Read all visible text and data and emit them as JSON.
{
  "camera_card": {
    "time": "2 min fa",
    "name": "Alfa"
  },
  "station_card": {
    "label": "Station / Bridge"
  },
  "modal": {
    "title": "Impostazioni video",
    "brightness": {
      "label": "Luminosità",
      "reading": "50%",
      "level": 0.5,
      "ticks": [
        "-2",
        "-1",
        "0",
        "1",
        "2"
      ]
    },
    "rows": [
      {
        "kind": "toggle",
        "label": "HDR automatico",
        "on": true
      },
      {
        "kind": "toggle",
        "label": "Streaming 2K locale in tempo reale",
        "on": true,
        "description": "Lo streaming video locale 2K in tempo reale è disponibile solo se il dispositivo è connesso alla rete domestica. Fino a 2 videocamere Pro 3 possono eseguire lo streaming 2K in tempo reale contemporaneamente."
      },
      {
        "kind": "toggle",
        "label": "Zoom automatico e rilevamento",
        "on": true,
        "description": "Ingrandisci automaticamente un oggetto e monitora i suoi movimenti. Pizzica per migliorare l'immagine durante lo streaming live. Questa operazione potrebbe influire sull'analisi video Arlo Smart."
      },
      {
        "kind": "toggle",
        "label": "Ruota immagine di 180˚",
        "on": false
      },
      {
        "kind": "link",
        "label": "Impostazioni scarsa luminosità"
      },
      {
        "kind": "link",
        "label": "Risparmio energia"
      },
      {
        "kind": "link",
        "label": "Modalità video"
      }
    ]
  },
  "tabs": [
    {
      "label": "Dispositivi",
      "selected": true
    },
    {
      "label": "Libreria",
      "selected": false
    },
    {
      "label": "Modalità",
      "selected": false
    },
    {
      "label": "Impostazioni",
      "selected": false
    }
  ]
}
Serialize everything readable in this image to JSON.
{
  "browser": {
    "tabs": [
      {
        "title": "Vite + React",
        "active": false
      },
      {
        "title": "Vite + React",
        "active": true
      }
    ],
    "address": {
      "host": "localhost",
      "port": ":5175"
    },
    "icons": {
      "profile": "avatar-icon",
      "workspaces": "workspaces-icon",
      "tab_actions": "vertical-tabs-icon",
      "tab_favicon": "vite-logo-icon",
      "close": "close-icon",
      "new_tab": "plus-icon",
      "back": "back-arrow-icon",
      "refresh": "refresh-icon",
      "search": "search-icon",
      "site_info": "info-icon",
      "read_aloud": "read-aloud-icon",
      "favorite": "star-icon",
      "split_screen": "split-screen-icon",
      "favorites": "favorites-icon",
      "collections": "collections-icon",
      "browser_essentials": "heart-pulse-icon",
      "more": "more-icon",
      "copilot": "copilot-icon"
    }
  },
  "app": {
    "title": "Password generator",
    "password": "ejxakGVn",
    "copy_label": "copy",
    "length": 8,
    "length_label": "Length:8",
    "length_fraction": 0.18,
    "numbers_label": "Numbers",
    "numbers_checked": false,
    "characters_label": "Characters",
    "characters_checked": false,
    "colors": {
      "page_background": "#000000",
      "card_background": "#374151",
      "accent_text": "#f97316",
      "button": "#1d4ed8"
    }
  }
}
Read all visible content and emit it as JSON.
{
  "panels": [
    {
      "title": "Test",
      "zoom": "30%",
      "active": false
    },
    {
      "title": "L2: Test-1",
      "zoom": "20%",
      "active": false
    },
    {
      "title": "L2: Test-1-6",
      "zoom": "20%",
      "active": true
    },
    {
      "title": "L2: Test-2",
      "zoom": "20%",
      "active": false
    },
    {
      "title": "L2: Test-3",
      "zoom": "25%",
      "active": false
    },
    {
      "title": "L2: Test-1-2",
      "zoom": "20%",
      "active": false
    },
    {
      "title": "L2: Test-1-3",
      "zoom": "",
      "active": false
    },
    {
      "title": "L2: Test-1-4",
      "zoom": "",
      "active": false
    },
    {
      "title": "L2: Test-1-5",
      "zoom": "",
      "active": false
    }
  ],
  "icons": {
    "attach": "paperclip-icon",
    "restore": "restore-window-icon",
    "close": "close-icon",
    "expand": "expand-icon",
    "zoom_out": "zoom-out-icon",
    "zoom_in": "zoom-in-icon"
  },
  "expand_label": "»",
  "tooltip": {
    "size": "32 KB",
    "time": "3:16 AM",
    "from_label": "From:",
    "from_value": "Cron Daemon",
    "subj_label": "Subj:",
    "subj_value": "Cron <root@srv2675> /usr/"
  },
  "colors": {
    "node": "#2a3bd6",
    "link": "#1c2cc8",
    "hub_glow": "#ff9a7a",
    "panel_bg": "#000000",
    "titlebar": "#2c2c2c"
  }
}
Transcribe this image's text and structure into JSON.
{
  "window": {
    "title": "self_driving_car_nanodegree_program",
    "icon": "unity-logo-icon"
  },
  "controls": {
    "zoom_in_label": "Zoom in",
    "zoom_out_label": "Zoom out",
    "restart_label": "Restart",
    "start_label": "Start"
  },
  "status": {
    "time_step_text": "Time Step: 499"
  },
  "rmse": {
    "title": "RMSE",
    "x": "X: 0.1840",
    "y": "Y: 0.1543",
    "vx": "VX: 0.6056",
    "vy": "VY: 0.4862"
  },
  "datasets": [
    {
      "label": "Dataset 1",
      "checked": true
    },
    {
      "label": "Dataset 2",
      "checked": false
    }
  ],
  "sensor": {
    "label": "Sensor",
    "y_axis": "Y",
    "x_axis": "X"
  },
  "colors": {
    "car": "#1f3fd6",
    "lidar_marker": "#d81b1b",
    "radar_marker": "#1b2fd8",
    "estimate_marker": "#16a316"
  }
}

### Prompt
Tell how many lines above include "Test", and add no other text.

### Answer for this exercise
9